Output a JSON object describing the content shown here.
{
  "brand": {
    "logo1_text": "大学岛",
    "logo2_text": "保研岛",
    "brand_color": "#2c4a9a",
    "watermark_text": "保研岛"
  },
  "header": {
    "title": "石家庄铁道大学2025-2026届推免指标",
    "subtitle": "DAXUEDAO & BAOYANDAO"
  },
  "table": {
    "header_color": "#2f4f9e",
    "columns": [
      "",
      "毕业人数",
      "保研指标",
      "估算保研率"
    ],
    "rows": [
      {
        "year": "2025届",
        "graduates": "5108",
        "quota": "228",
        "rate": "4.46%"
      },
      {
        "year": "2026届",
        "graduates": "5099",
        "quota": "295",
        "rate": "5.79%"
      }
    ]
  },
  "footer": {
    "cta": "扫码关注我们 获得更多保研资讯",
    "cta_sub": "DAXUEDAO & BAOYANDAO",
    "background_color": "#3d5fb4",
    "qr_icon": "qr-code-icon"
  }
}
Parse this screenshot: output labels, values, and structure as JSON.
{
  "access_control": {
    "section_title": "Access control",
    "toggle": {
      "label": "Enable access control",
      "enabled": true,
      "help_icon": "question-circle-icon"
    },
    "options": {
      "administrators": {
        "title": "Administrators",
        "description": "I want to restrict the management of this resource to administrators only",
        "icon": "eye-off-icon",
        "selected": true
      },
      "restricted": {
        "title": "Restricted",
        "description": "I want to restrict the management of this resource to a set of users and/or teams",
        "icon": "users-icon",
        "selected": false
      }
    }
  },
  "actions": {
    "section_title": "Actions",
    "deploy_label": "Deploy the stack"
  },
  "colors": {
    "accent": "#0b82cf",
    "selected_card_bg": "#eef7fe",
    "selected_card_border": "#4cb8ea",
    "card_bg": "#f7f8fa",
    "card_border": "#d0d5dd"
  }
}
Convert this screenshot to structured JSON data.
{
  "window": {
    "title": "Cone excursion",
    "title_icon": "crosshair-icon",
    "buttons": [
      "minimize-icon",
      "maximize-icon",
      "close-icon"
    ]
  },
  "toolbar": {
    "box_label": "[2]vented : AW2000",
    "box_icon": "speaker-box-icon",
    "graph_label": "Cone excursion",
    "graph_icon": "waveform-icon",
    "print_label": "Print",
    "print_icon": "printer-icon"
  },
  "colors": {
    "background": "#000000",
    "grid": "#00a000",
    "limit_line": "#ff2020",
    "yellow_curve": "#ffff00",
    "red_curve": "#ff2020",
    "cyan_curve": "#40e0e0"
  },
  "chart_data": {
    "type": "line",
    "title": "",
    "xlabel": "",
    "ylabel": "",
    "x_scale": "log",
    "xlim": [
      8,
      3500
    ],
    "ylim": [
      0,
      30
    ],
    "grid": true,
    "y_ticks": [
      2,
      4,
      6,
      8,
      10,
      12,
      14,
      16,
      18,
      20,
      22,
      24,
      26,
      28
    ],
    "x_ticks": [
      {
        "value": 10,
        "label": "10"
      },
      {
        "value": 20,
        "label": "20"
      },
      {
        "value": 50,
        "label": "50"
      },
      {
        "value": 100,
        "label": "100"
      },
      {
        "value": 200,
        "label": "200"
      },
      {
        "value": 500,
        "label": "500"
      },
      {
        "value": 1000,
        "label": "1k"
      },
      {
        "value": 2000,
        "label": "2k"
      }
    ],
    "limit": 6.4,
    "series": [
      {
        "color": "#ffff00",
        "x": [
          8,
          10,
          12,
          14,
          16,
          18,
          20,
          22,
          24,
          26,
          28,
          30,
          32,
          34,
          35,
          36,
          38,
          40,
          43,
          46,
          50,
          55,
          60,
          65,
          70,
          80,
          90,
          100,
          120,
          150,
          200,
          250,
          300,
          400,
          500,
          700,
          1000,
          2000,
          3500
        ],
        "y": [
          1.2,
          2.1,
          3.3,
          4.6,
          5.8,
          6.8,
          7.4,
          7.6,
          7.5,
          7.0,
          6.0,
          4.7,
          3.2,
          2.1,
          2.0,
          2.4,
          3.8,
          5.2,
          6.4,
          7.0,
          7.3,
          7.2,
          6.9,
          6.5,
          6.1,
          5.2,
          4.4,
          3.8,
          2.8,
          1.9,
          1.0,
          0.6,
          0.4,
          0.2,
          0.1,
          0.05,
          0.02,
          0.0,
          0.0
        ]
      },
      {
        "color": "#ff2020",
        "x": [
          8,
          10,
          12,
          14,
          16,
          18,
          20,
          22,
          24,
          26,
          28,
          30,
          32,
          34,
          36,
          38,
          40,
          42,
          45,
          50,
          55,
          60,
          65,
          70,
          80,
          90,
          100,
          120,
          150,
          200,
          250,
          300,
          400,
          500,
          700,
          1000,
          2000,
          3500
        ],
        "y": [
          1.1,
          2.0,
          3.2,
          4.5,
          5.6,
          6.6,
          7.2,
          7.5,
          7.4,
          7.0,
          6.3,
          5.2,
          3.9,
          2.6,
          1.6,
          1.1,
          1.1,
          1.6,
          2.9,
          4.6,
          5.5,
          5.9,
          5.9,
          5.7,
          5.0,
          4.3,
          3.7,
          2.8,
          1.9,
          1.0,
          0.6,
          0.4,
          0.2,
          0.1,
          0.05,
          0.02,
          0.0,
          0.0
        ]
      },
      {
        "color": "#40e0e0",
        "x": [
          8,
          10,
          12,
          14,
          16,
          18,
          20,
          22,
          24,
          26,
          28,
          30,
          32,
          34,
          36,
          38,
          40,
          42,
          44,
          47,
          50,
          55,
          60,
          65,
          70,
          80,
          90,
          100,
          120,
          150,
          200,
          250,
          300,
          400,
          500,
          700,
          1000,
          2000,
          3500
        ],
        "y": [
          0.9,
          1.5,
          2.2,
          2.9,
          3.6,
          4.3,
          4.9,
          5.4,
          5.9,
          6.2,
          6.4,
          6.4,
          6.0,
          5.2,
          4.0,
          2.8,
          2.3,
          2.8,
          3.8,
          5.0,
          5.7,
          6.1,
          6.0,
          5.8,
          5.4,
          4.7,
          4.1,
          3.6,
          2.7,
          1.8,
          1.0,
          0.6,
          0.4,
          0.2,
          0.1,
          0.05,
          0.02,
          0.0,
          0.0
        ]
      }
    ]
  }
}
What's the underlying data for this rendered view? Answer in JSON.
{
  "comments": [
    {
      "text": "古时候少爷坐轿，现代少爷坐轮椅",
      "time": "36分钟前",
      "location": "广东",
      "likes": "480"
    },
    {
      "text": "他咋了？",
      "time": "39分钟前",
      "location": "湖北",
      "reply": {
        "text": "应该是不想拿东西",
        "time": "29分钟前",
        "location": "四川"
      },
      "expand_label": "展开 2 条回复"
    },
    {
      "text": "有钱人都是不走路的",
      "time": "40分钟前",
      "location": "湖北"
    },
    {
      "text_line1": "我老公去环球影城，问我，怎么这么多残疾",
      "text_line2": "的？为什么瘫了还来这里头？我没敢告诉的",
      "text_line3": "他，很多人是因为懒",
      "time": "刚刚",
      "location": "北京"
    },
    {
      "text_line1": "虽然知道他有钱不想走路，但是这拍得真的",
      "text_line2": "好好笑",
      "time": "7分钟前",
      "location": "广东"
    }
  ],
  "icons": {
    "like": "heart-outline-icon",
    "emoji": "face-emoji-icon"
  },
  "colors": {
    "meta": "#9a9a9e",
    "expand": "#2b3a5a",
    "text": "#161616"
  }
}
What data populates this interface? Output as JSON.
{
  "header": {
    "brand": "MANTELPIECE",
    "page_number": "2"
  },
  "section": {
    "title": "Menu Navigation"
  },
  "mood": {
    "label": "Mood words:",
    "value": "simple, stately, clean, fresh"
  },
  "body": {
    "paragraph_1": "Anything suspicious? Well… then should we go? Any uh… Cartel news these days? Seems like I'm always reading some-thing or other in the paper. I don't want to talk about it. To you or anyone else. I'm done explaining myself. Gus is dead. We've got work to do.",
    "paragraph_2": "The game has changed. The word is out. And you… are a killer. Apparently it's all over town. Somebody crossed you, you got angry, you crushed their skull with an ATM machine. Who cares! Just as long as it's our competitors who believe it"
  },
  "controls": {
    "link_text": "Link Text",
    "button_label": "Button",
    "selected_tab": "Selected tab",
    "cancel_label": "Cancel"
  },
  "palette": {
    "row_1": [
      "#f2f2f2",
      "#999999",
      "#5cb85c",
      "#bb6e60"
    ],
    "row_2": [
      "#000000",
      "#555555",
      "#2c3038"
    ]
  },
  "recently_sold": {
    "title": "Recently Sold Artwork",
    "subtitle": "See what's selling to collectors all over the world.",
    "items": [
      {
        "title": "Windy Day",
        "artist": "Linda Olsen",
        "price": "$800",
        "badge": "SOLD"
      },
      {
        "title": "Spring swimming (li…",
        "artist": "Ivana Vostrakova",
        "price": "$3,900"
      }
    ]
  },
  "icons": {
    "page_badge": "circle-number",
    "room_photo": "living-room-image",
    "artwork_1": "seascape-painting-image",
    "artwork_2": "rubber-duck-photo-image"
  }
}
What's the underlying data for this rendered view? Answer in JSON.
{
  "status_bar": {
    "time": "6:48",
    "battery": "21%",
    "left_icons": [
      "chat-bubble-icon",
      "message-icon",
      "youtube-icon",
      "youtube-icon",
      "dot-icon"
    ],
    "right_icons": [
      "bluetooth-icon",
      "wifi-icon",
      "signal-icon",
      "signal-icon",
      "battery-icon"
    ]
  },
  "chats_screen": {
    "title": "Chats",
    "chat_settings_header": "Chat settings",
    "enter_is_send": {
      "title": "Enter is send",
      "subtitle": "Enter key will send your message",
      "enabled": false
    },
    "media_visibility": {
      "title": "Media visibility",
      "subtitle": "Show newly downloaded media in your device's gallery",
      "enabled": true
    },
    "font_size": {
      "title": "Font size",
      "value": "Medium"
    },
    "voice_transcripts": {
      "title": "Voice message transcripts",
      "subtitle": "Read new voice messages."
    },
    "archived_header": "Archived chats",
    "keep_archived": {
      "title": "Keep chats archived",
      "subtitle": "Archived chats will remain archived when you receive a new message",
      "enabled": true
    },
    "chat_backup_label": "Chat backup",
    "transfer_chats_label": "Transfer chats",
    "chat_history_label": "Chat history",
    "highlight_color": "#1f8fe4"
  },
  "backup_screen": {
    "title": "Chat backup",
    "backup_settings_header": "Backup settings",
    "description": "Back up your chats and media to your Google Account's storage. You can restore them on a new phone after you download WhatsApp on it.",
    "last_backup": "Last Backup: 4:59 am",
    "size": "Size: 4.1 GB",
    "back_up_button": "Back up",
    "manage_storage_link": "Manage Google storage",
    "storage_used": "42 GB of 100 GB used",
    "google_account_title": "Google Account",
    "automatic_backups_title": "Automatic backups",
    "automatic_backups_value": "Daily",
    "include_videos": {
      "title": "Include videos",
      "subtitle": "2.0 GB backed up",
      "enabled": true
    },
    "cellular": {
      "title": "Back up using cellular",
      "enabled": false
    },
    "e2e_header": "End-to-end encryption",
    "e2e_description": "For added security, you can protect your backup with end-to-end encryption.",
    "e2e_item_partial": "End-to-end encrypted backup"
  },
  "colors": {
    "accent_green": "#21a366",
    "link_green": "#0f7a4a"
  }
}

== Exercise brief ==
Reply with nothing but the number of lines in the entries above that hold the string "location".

== Answer space ==
6